[Update 12/6/07] San Diego City Council approved $20 Million for the repair of Soledad Mountain Road despite concerns by some about whether funds diverted to pay for the fix will ever be repaid by Federal and State monies. Additionally, shear pin installation mentioned on the next page is scheduled to be completed by Saturday. [/Update]
A lot has happened since my last post on the Soledad Mountain Road landslide in La Jolla. Iâ€™ll try to get you caught up on the latest with remediation and legal issues. Click through for the summary.
Four engines pulling a freight train derailed July 9 and landed in the Mississippi River after hitting a landslide or major rockfall. The accident happened near Guttenburg in northeastern Iowa. Two workers on the train were injured, one was rescued by boat. The engines are now leaking diesel fuel and transmission oil into the river, but crews are on scene to attempt to contain the contamination which has apparently spread 5 miles downstream. Two ethanol tankers derailed as well but do not appear to be leaking. Several rail cars carrying grain have spilled also. There are 75 cars still on the track. Via Reuters and The Gazette (Cedar Rapids, IA). (Photo credit: Orlan Love/The Gazette)

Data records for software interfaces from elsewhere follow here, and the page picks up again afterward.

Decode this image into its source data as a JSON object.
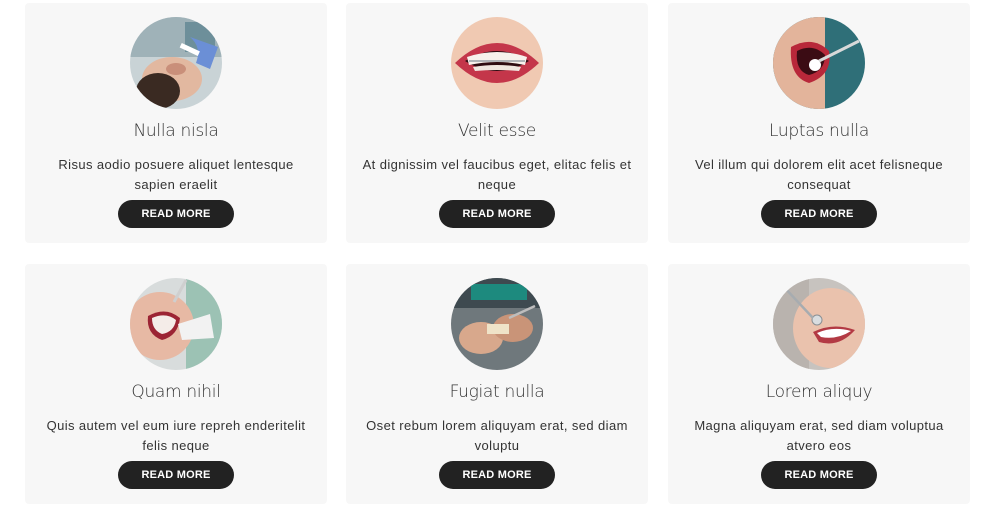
{
  "cards": [
    {
      "title": "Nulla nisla",
      "description": "Risus aodio posuere aliquet lentesque sapien eraelit",
      "button_label": "READ MORE",
      "image": "dentist-treating-patient-photo"
    },
    {
      "title": "Velit esse",
      "description": "At dignissim vel faucibus eget, elitac felis et neque",
      "button_label": "READ MORE",
      "image": "smile-with-braces-photo"
    },
    {
      "title": "Luptas nulla",
      "description": "Vel illum qui dolorem elit acet felisneque consequat",
      "button_label": "READ MORE",
      "image": "mouth-mirror-exam-photo"
    },
    {
      "title": "Quam nihil",
      "description": "Quis autem vel eum iure repreh enderitelit felis neque",
      "button_label": "READ MORE",
      "image": "dental-suction-photo"
    },
    {
      "title": "Fugiat nulla",
      "description": "Oset rebum lorem aliquyam erat, sed diam voluptu",
      "button_label": "READ MORE",
      "image": "dental-lab-tools-photo"
    },
    {
      "title": "Lorem aliquy",
      "description": "Magna aliquyam erat, sed diam voluptua atvero eos",
      "button_label": "READ MORE",
      "image": "smiling-patient-mirror-photo"
    }
  ]
}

Amazing video of a rockslide as it happened yesterday along U.S. Highway 64 in the Ocoee River gorge in Tennessee. TDOT crews had almost finished removing rockslide debris from an event earlier in the day when a second slide occurred, blocking the road again. That looks like a pretty planar joint set dipping right into the roadway and everything was wet from the recent rains. Click through for the video.